In my upcoming book, I talk a little about making smarter choices when out grocery shopping. If you stock your refrigerator and pantry with healthful, whole foods, the more apt you are to eat better. Look for plenty of whole foods when you are out shopping, especially good quality fruits and vegetables, if possible. Organic produce is always your best bet, as it grown without pesticides and harsh chemicals. If you are price conscious, conventional produce is fine and a much better option than filling your grocery cart with chips, crackers, soda pop and other junk foods.

If you are concerned about pesticides in produce, you might want visit the website for the Environmental Working Group (EWG). They offer a Pesticides in Produce list, which you can download for free.
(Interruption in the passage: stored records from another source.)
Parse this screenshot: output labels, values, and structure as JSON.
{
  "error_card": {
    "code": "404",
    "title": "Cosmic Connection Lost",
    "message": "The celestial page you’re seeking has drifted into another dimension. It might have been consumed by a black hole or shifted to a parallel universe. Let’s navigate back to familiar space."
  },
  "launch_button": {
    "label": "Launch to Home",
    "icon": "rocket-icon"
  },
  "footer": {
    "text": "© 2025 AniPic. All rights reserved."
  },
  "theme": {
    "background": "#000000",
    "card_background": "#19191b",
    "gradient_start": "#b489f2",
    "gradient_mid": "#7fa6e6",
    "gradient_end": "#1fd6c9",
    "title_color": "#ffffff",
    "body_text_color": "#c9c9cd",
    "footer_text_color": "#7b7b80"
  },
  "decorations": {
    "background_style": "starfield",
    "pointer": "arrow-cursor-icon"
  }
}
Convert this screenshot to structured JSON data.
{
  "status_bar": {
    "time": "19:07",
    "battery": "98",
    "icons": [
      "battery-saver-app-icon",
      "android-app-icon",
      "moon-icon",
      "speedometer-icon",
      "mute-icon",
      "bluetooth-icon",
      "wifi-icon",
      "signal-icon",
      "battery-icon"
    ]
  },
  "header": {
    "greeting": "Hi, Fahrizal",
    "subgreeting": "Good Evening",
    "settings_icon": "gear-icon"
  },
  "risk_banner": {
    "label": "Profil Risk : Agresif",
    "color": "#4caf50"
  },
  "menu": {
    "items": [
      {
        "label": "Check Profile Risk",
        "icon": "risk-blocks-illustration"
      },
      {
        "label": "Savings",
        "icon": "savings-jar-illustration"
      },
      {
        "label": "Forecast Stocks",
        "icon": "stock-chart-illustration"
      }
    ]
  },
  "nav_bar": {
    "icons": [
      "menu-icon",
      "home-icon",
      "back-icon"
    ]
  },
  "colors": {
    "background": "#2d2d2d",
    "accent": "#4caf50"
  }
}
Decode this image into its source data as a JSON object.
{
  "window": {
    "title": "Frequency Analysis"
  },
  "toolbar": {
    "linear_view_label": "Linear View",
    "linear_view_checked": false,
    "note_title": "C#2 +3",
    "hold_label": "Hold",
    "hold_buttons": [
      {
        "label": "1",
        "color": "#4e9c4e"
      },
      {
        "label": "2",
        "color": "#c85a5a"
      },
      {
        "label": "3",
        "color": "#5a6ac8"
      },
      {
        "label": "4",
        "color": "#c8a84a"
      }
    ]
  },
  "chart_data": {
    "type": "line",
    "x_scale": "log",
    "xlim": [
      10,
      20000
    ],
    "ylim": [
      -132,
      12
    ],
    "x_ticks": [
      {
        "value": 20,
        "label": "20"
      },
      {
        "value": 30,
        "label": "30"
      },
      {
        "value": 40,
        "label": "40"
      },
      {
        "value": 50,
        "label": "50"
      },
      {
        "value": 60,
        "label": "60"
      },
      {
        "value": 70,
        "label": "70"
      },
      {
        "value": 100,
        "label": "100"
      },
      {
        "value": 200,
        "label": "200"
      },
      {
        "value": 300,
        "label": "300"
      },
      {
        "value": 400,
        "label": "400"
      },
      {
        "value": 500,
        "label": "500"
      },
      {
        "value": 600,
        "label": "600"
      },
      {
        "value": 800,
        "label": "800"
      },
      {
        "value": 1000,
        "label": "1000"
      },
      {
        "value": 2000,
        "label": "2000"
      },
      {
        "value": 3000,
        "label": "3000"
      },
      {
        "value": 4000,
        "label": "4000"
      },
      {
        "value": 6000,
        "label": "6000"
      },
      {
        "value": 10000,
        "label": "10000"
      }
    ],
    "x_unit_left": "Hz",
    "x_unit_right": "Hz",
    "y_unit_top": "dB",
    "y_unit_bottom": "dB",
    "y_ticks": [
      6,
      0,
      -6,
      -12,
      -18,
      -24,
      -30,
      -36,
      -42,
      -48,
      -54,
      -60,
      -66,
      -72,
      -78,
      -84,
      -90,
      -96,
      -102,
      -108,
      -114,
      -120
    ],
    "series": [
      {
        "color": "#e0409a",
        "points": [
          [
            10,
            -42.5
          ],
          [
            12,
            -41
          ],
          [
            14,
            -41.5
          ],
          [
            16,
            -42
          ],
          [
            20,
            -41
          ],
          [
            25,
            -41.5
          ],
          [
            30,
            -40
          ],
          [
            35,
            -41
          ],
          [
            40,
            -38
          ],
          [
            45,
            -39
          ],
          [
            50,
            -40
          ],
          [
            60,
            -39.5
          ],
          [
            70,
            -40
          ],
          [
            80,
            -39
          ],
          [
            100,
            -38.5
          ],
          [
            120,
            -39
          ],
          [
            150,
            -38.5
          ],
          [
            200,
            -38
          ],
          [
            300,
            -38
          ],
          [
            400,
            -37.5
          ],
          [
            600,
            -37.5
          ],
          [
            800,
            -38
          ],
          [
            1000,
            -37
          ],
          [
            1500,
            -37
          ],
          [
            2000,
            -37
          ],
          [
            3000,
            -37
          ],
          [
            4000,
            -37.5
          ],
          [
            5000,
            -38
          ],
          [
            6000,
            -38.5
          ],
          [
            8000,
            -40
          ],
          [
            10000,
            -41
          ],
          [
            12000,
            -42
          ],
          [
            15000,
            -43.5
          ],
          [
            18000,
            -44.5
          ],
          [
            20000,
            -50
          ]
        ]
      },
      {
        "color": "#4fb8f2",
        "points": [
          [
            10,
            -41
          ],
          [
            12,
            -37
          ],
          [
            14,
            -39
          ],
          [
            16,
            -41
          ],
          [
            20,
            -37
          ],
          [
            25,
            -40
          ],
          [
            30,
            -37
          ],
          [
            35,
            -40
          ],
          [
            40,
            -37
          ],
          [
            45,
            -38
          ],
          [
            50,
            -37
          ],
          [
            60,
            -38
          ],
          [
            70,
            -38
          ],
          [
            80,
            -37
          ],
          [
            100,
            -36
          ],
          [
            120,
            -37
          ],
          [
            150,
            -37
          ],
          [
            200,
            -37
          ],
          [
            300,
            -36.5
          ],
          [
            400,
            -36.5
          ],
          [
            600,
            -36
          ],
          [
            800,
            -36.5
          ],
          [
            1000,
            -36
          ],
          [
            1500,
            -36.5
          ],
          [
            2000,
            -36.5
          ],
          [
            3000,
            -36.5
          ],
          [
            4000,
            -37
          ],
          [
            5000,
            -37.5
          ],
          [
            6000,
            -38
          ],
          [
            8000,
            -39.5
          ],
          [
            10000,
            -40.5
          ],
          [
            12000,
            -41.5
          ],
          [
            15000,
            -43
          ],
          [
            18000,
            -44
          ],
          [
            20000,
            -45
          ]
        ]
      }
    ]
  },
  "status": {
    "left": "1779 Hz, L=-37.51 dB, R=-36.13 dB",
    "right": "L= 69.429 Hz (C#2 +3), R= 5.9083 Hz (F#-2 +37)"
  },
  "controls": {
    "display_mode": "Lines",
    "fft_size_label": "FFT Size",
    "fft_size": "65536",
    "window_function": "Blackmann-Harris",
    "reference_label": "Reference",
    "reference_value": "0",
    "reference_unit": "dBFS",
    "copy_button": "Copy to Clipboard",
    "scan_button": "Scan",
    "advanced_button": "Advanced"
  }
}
The guide provides information on which types of produce are the most heavily sprayed with chemicals.

They also offer another list, which outlines 15 different types of produce that are considered “clean” and safe, as they aren’t heavily sprayed.

The EWG just recently updated their lists, so I wanted to pass them along.

Here is the new 2017 Shopper’s Guide to Pesticides in Produce from the EWG:

Dirty Dozen

  1. Strawberries
  2. Spinach
  3. Nectarines
  4. Apples
  5. Peaches
  6.  Pears
  7. Cherries
  8. Grapes
  9. Celery
  10. Tomatoes
  11.  Sweet Bell Peppers
  12. Potatoes

Clean 15

  1. Sweet Corn
  2. Avocados
  3. Pineapples
  4. Cabbage Asparagus
  5. Onions
  6. Sweet Peas
  7. Papayas
  8. Asparagus
  9. Mangos
  10. Eggplant
  11. Honeydew
  12. Kiwi
  13. Cantaloupe
  14. Cauliflower
  15. Grapefruit

Thanks for reading!

Barb

Source:

https://www.ewg.org/foodnews/